### Activity
Scan the material for the word "HEI試験項目登録", and copy each line where it shows up.

### Records to use
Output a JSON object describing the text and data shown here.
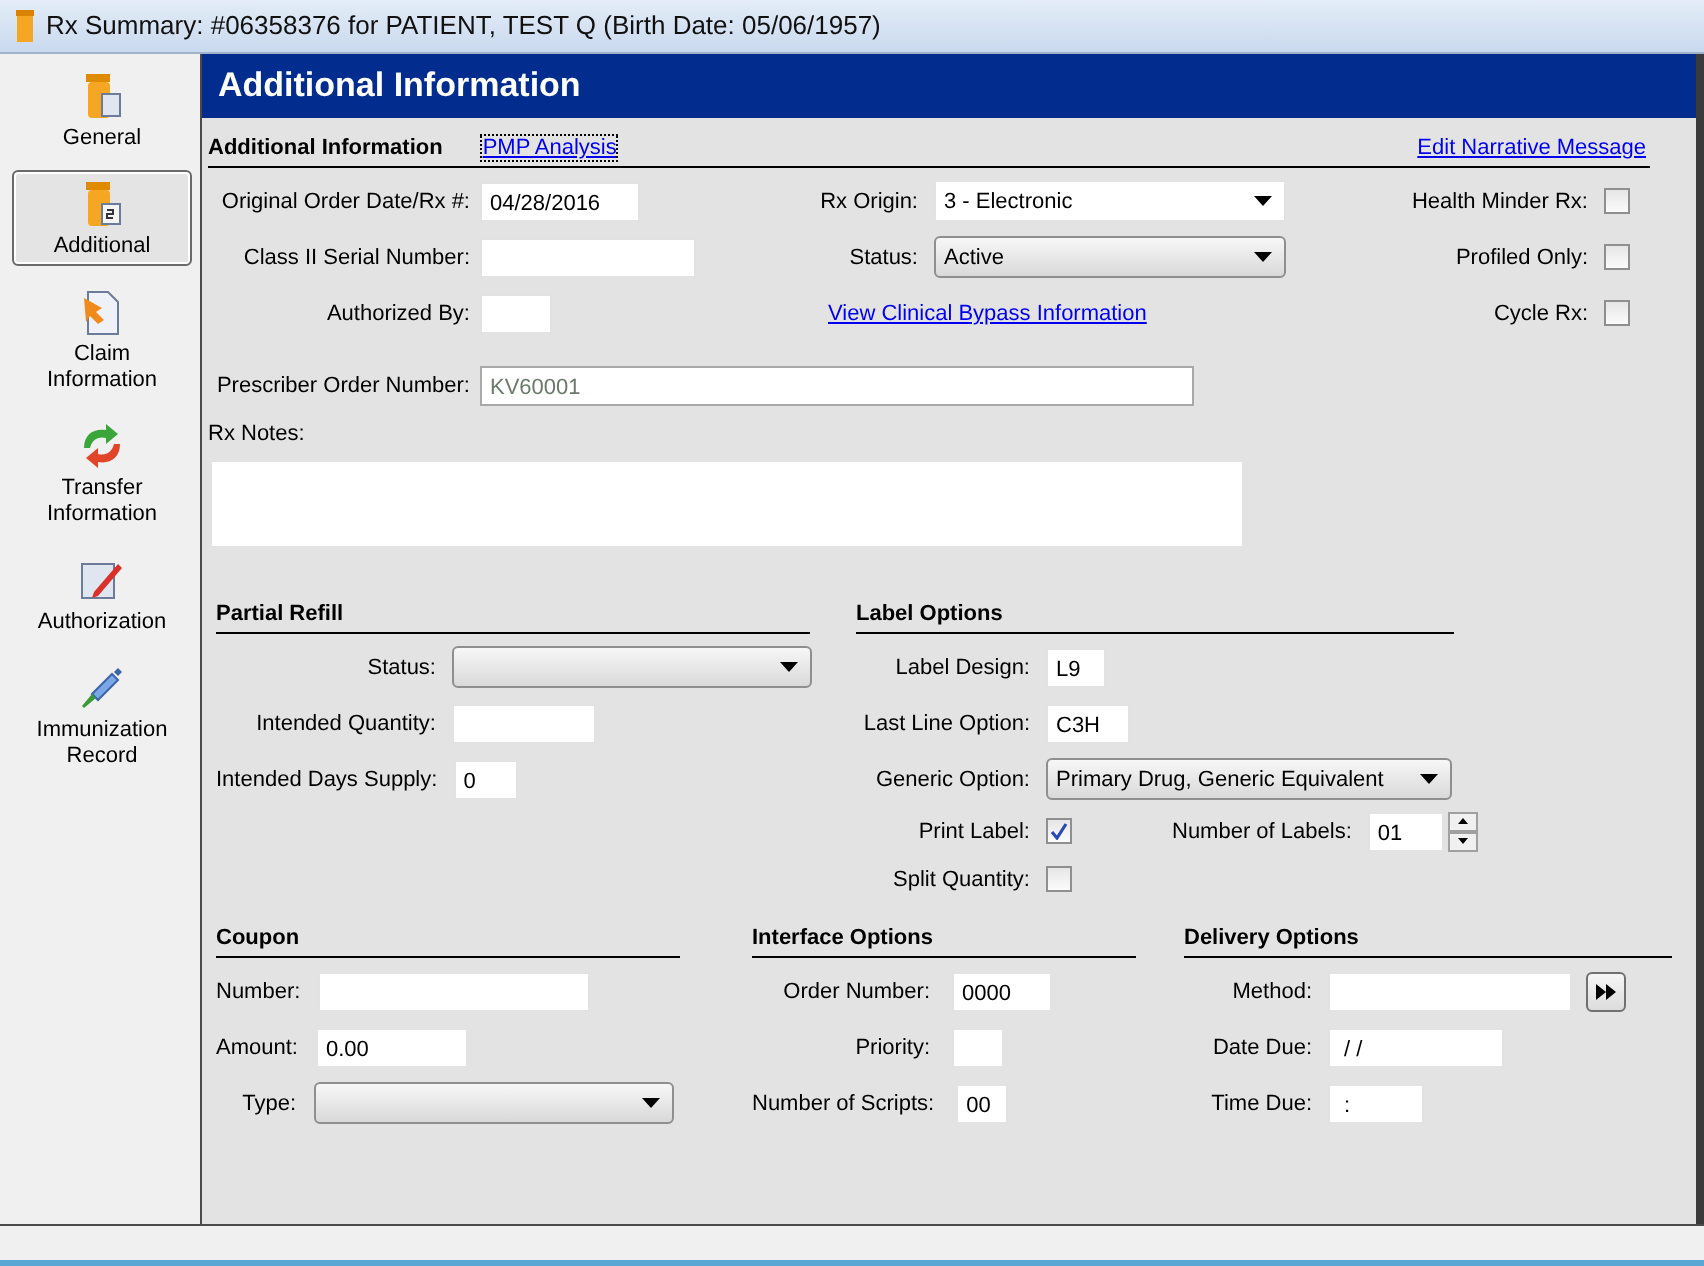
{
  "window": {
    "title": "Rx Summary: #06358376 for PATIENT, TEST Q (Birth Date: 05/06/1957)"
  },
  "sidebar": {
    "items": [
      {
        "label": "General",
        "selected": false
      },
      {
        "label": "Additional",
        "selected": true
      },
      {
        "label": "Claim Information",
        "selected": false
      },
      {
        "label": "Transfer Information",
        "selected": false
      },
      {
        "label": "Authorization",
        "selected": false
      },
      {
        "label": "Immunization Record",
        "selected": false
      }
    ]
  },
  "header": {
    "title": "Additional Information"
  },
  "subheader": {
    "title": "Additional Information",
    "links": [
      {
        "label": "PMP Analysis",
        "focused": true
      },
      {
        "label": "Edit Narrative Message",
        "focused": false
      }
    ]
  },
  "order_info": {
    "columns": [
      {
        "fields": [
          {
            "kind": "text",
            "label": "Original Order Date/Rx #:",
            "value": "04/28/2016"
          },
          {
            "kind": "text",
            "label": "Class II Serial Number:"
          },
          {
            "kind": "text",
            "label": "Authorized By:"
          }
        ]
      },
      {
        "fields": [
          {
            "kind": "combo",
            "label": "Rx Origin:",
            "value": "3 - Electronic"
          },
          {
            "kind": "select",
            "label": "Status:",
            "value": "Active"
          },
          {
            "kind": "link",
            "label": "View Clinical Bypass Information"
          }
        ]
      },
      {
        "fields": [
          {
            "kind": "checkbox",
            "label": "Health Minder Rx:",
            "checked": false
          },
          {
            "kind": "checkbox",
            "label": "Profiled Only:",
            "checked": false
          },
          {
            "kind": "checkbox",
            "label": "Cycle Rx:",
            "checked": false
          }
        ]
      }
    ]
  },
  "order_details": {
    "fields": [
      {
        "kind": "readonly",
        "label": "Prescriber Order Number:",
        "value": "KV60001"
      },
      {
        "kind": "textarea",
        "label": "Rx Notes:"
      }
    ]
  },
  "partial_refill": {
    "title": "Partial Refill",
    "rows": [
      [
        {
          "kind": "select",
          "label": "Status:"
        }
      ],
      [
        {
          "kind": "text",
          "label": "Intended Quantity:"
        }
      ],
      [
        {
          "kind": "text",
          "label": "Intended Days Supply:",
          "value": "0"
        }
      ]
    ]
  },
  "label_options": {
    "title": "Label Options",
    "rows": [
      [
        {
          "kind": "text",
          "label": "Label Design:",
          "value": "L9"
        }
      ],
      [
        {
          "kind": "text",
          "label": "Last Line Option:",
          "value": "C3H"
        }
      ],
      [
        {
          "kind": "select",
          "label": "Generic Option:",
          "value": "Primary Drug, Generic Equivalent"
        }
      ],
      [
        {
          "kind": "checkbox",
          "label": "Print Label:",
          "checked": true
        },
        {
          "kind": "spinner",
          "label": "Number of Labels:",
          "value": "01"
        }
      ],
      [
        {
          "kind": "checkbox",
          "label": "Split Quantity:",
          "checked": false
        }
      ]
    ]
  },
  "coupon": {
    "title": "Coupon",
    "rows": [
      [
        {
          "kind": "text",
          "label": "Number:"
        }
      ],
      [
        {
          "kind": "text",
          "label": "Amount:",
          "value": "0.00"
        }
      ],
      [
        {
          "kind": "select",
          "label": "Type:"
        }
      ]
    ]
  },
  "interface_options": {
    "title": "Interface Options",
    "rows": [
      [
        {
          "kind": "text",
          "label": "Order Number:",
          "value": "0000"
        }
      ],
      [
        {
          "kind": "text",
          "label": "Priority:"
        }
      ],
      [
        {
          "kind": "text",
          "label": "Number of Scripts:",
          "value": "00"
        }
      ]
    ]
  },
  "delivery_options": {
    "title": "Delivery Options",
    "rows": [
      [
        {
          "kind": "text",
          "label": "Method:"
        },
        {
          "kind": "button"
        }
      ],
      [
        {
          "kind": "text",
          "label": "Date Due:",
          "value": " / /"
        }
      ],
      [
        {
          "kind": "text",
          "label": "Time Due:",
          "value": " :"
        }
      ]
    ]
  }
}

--

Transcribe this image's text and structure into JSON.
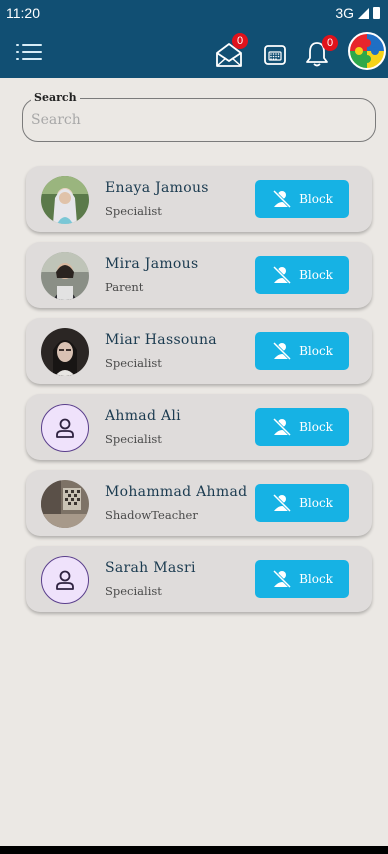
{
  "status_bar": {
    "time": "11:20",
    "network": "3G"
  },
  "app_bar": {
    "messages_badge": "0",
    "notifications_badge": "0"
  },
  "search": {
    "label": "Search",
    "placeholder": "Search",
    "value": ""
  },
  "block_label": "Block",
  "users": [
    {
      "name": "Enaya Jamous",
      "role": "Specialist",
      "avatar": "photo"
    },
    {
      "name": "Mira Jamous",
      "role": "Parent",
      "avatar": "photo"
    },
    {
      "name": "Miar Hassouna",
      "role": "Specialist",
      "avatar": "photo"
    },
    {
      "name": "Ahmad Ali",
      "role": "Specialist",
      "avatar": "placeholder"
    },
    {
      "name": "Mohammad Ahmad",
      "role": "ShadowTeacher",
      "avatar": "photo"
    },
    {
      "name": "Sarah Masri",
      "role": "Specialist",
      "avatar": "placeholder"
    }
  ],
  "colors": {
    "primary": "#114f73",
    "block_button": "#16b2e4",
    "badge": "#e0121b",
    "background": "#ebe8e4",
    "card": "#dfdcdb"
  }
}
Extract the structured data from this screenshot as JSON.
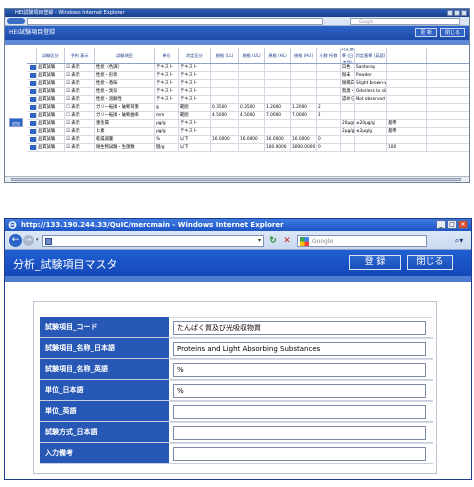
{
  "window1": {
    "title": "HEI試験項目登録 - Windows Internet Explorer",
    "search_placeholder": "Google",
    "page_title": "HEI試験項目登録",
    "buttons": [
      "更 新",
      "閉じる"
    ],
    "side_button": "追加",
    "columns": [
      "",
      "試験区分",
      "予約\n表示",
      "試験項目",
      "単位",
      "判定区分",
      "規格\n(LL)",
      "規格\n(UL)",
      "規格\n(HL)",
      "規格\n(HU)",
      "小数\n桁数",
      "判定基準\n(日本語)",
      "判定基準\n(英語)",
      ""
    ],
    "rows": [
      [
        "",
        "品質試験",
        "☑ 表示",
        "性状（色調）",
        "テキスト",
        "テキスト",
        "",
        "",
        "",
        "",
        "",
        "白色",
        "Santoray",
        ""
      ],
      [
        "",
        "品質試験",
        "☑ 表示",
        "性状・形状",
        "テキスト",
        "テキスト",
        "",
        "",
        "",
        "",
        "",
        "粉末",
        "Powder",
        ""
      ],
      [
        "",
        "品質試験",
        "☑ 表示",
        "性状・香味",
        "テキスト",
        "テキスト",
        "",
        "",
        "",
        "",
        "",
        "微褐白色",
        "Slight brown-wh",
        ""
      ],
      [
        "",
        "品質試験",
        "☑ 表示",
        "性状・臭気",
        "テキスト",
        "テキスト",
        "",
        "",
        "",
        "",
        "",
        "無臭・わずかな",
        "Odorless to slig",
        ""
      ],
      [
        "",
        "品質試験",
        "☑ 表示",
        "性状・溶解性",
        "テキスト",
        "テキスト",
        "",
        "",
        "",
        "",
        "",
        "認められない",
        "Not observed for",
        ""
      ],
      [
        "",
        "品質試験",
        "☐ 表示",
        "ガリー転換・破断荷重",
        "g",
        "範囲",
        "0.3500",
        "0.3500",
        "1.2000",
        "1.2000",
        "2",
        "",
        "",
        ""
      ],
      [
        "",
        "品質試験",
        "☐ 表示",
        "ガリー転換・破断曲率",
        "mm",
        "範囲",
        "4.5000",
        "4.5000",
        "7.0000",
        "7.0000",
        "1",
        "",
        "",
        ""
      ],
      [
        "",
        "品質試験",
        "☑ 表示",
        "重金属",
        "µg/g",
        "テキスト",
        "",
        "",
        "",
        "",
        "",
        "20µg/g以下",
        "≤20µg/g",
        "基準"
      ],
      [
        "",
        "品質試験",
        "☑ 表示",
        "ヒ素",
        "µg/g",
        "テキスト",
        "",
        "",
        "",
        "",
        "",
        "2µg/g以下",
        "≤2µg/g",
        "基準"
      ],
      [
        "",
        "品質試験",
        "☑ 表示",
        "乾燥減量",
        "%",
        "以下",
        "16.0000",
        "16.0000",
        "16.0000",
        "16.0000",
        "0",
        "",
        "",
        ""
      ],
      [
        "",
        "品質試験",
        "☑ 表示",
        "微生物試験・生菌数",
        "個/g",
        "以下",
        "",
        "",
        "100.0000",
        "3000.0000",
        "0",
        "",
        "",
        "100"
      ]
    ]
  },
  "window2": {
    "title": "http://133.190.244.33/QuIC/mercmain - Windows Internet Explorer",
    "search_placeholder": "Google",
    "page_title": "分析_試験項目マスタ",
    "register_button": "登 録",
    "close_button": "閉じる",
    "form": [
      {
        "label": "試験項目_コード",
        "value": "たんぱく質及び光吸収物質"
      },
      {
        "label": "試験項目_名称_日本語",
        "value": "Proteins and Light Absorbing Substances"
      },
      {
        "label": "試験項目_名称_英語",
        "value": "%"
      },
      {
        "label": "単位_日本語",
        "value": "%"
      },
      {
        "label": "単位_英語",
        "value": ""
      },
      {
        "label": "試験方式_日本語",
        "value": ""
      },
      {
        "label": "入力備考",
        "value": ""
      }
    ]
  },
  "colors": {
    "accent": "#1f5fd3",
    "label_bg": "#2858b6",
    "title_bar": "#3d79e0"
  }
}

### Result of the exercise
    "title": "HEI試験項目登録 - Windows Internet Explorer",
    "page_title": "HEI試験項目登録",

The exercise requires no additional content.